Motivation this week comes from tech journalist Georgie Barrat, discussing women in tech, VR trends and tips on going freelance.
1. First can you tell us a bit about yourself and your job?
Primarily I’m a tech journalist, but I work in a number of different sectors around tech and journalism, some traditional print stuff – I write for the Mirror, Tech City News and the Metro, and then also broadcast material with ITV and channel 5. I also take part in radio discussions on the BBC Worldwide service and Talk Radio.
I’m continuously developing ideas around technology, pitching ideas and features or commenting on the latest tech news. I also frequently take part in events across the tech community, talking at live events or hosting panel discussions.
2. What brought you to this area?
I’ve always loved technology, I grew up with two brothers so tech was the common ground for us all. I then wanted to go into journalism, so studied English at university, after graduating I did some work in TV for a while and just wanted to bring all my passions together eventually leading me to go freelance.
I’ve now gone back to my first passion which was writing about tech and being part of the tech world – I love the tech community, I find it a really progressive thing to write and talk about, it’s exciting, and compared to other forms of journalism which can sometimes be more heavy and negative.
I genuinely find it really fascinating, and love the scope of innovation and all the gadgets. I also love the entrepreneurial spirit and how tech is directly changing our culture and shaping our society. I’m currently putting together a TEDX talk about how tech is going to shape feminism over the next 10 – 15 years, from remote working to education, to automating things in the home, you can visibly see how tech has and will continue to make a difference for women worldwide.
3. What is your position on the argument that more women should be in tech?
Technology is progressive thinking and I completely believe that there should be more women in tech – I’m passionate about shining a light on it and writing to encourage more women into the tech field. There is some really good work being done and more tech companies are introducing practical solutions that should encourage more women into the field, whether that’s support systems or flexible working. But the whole pipeline has to change, from encouraging girls at school age to take tech related subjects to further down the process to stop women dropping out so much.
4. What time does your day start, and what does your typical work day schedule look like?
Now I’m working freelance I try to get up around 6.30am and work for a solid two hours checking emails etc – the joys of remote working. I then like to go for a run and then head out to meetings and events.
5. What do you consider the greatest achievement in your work to date?
That’s a difficult one because I’m at a stage where everything is still building momentum, there is some really exciting things in the pipeline that I can’t quite talk about just yet. But for me, knowing that I can do a job that I love, which has been created and orchestrated by me, and knowing that there is some really exciting things to come is my greatest achievement.
6. What is the one app you could not live without?

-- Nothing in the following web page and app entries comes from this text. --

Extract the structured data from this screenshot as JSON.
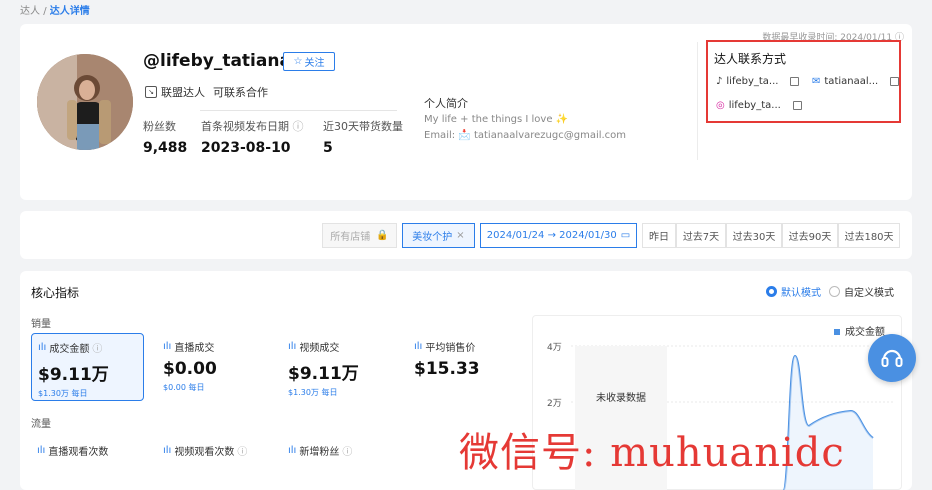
{
  "breadcrumb": {
    "parent": "达人",
    "sep": "/",
    "current": "达人详情"
  },
  "profile": {
    "handle": "@lifeby_tatiana",
    "follow_label": "关注",
    "tag": "联盟达人",
    "tag_sub": "可联系合作",
    "stats": [
      {
        "label": "粉丝数",
        "value": "9,488"
      },
      {
        "label": "首条视频发布日期",
        "value": "2023-08-10"
      },
      {
        "label": "近30天带货数量",
        "value": "5"
      }
    ],
    "bio_title": "个人简介",
    "bio_text": "My life + the things I love ✨",
    "bio_email_label": "Email:",
    "bio_email": "tatianaalvarezugc@gmail.com",
    "updated": "数据最早收录时间: 2024/01/11",
    "contact": {
      "title": "达人联系方式",
      "tiktok": "lifeby_ta...",
      "email": "tatianaal...",
      "instagram": "lifeby_ta..."
    }
  },
  "filter": {
    "store": "所有店铺",
    "category": "美妆个护",
    "date_range": "2024/01/24 → 2024/01/30",
    "quick": [
      "昨日",
      "过去7天",
      "过去30天",
      "过去90天",
      "过去180天"
    ]
  },
  "metrics": {
    "title": "核心指标",
    "mode_default": "默认模式",
    "mode_custom": "自定义模式",
    "sales_label": "销量",
    "traffic_label": "流量",
    "kpis": [
      {
        "label": "成交金额",
        "value": "$9.11万",
        "sub": "$1.30万 每日"
      },
      {
        "label": "直播成交",
        "value": "$0.00",
        "sub": "$0.00 每日"
      },
      {
        "label": "视频成交",
        "value": "$9.11万",
        "sub": "$1.30万 每日"
      },
      {
        "label": "平均销售价",
        "value": "$15.33",
        "sub": ""
      }
    ],
    "traffic": [
      "直播观看次数",
      "视频观看次数",
      "新增粉丝"
    ]
  },
  "chart": {
    "legend": "成交金额",
    "y_ticks": [
      "4万",
      "2万"
    ],
    "no_data": "未收录数据"
  },
  "watermark": "微信号: muhuanidc",
  "colors": {
    "accent": "#2b7de9",
    "highlight": "#e53935"
  }
}
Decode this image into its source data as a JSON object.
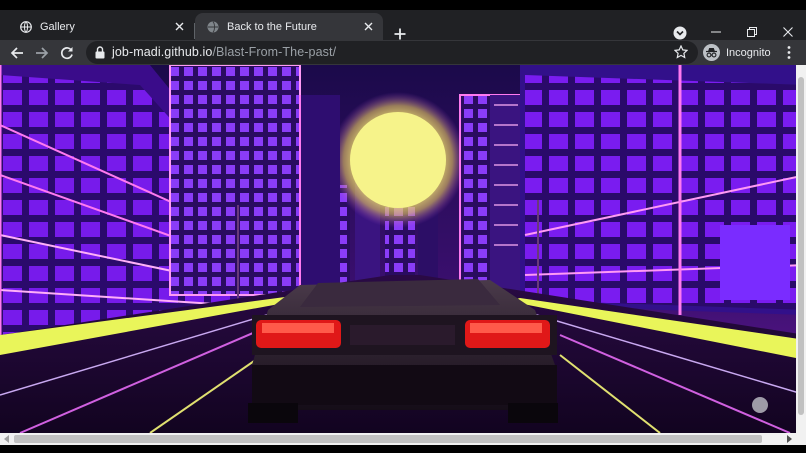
{
  "tabs": [
    {
      "title": "Gallery",
      "active": false
    },
    {
      "title": "Back to the Future",
      "active": true
    }
  ],
  "omnibox": {
    "url_host": "job-madi.github.io",
    "url_path": "/Blast-From-The-past/"
  },
  "profile": {
    "label": "Incognito"
  },
  "icons": {
    "back": "arrow-left-icon",
    "forward": "arrow-right-icon",
    "reload": "reload-icon",
    "lock": "lock-icon",
    "bookmark": "star-icon",
    "menu": "kebab-menu-icon",
    "tab_search": "chevron-down-circle-icon",
    "new_tab": "plus-icon"
  },
  "colors": {
    "sky": "#3a0f6e",
    "sun": "#f3f07a",
    "neon_magenta": "#ff3cf0",
    "neon_yellow": "#e9f55a",
    "building_purple": "#6a10d8",
    "taillight": "#e01818"
  }
}
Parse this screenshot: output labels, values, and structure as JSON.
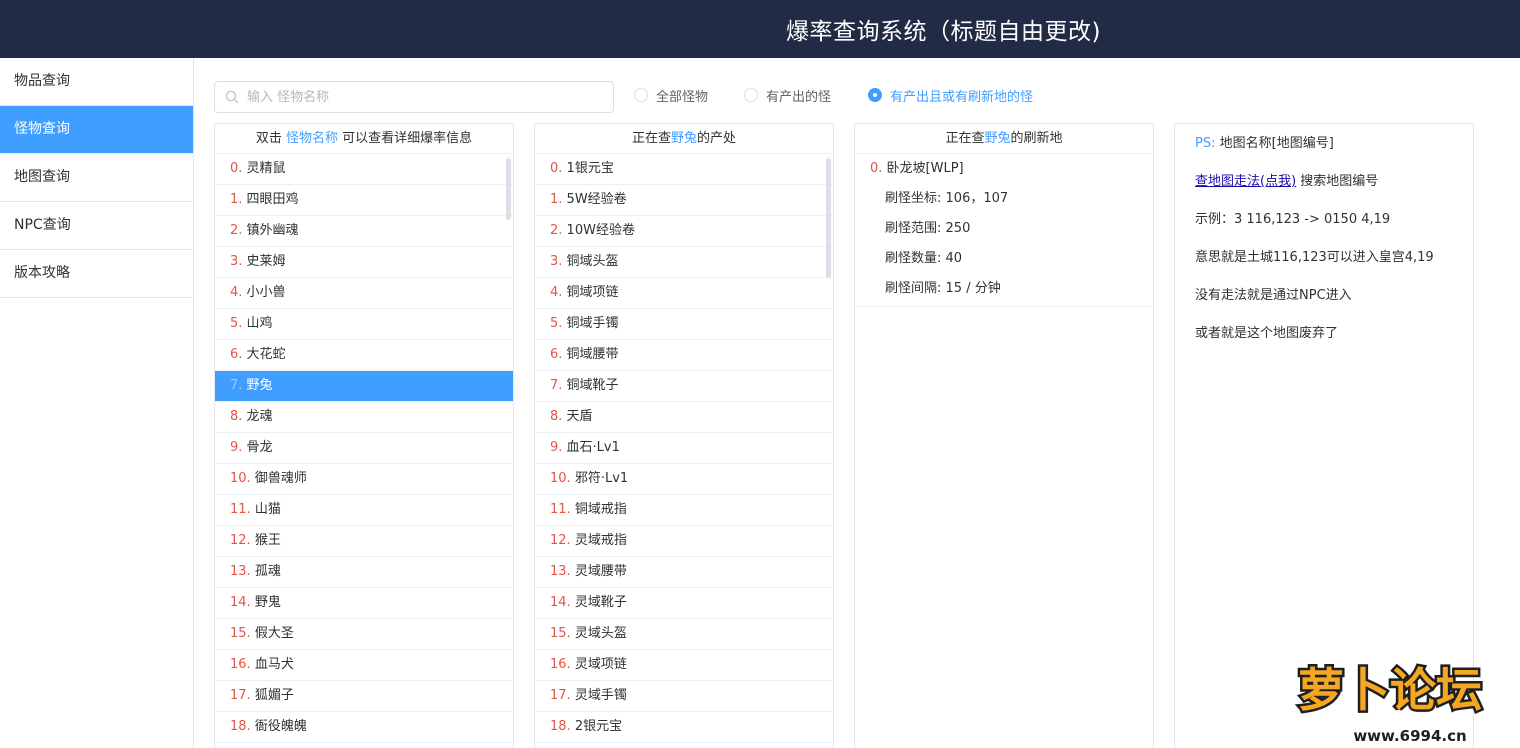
{
  "header": {
    "title": "爆率查询系统（标题自由更改)"
  },
  "sidebar": {
    "items": [
      {
        "label": "物品查询"
      },
      {
        "label": "怪物查询"
      },
      {
        "label": "地图查询"
      },
      {
        "label": "NPC查询"
      },
      {
        "label": "版本攻略"
      }
    ],
    "active_index": 1
  },
  "search": {
    "placeholder": "输入 怪物名称",
    "value": ""
  },
  "filters": {
    "options": [
      {
        "label": "全部怪物",
        "checked": false
      },
      {
        "label": "有产出的怪",
        "checked": false
      },
      {
        "label": "有产出且或有刷新地的怪",
        "checked": true
      }
    ]
  },
  "monster_panel": {
    "head_prefix": "双击",
    "head_highlight": "怪物名称",
    "head_suffix": "可以查看详细爆率信息",
    "selected_index": 7,
    "items": [
      {
        "idx": "0.",
        "name": "灵精鼠"
      },
      {
        "idx": "1.",
        "name": "四眼田鸡"
      },
      {
        "idx": "2.",
        "name": "镇外幽魂"
      },
      {
        "idx": "3.",
        "name": "史莱姆"
      },
      {
        "idx": "4.",
        "name": "小小兽"
      },
      {
        "idx": "5.",
        "name": "山鸡"
      },
      {
        "idx": "6.",
        "name": "大花蛇"
      },
      {
        "idx": "7.",
        "name": "野兔"
      },
      {
        "idx": "8.",
        "name": "龙魂"
      },
      {
        "idx": "9.",
        "name": "骨龙"
      },
      {
        "idx": "10.",
        "name": "御兽魂师"
      },
      {
        "idx": "11.",
        "name": "山猫"
      },
      {
        "idx": "12.",
        "name": "猴王"
      },
      {
        "idx": "13.",
        "name": "孤魂"
      },
      {
        "idx": "14.",
        "name": "野鬼"
      },
      {
        "idx": "15.",
        "name": "假大圣"
      },
      {
        "idx": "16.",
        "name": "血马犬"
      },
      {
        "idx": "17.",
        "name": "狐媚子"
      },
      {
        "idx": "18.",
        "name": "衙役魄魄"
      }
    ]
  },
  "drops_panel": {
    "head_prefix": "正在查",
    "head_highlight": "野兔",
    "head_suffix": "的产处",
    "items": [
      {
        "idx": "0.",
        "name": "1银元宝"
      },
      {
        "idx": "1.",
        "name": "5W经验卷"
      },
      {
        "idx": "2.",
        "name": "10W经验卷"
      },
      {
        "idx": "3.",
        "name": "铜域头盔"
      },
      {
        "idx": "4.",
        "name": "铜域项链"
      },
      {
        "idx": "5.",
        "name": "铜域手镯"
      },
      {
        "idx": "6.",
        "name": "铜域腰带"
      },
      {
        "idx": "7.",
        "name": "铜域靴子"
      },
      {
        "idx": "8.",
        "name": "天盾"
      },
      {
        "idx": "9.",
        "name": "血石·Lv1"
      },
      {
        "idx": "10.",
        "name": "邪符·Lv1"
      },
      {
        "idx": "11.",
        "name": "铜域戒指"
      },
      {
        "idx": "12.",
        "name": "灵域戒指"
      },
      {
        "idx": "13.",
        "name": "灵域腰带"
      },
      {
        "idx": "14.",
        "name": "灵域靴子"
      },
      {
        "idx": "15.",
        "name": "灵域头盔"
      },
      {
        "idx": "16.",
        "name": "灵域项链"
      },
      {
        "idx": "17.",
        "name": "灵域手镯"
      },
      {
        "idx": "18.",
        "name": "2银元宝"
      }
    ]
  },
  "spawn_panel": {
    "head_prefix": "正在查",
    "head_highlight": "野兔",
    "head_suffix": "的刷新地",
    "map_idx": "0.",
    "map_name": "卧龙坡[WLP]",
    "details": [
      {
        "label": "刷怪坐标:",
        "value": "106，107"
      },
      {
        "label": "刷怪范围:",
        "value": "250"
      },
      {
        "label": "刷怪数量:",
        "value": "40"
      },
      {
        "label": "刷怪间隔:",
        "value": "15 / 分钟"
      }
    ]
  },
  "info_panel": {
    "ps_label": "PS:",
    "ps_text": "地图名称[地图编号]",
    "link_text": "查地图走法(点我)",
    "link_suffix": "搜索地图编号",
    "example": "示例：3 116,123 -> 0150 4,19",
    "meaning": "意思就是土城116,123可以进入皇宫4,19",
    "no_route": "没有走法就是通过NPC进入",
    "abandoned": "或者就是这个地图废弃了"
  },
  "watermark": {
    "text": "萝卜论坛",
    "url": "www.6994.cn"
  },
  "colors": {
    "header_bg": "#222b45",
    "accent": "#409eff",
    "index_red": "#e5534b"
  }
}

WhatsApp – but that’s quite a boring response, I love Instagram as a social media app and I really like the KAYAK app, which allows you to bring together all your trip details, from hotel bookings, to restaurant reservations into one beautiful, comprehensive itinerary – it’s just so clever.
7. What makes London a good city for technology and startups?
London is just so incredibly supportive, it has a fantastic infrastructure for startups and entrepreneurs. It has amazing programs with an abundance of opportunities, accelerators, competitions and events which are easily accessible. There is also a strong community providing support, mentorship and venture capitalists, there is just such rich pickings for everything you might need as a startup.
Just the sheer opportunities available, compared to other startup hubs, London still feels like there is potential with areas still growing and it’s a really exciting thing to be part of.
8. Which tech trends are you most excited about?
I’m really excited about VR and AR technologies, people haven’t yet fully engaged with them yet and I find that so exciting, it is going to have such an impact on everything, from the classroom to the wider society.
Something that is really exciting and revolutionary right now is the Cloud, allowing people to work remotely and just providing a streamlined experience across everything you do. In the last six months I’ve noticed myself transitioning to the cloud, and it has really benefited my work flow, and it just seems to be having an impact right now on everything we do, the way we bank, shop and even interact.
9. And finally, what is the one piece of advice you would give to someone wanting to start out freelancing?
I would say it’s tough to start out as a freelancer, so make sure you plan your day in a real focused way, setting up proper SMART goals and thinking really practically about how you are going to plan your weeks and months as well as end goals what do you want to achieve in six months to a year. It requires a lot of self discipline so find work systems that work for you and keep you productive and focused.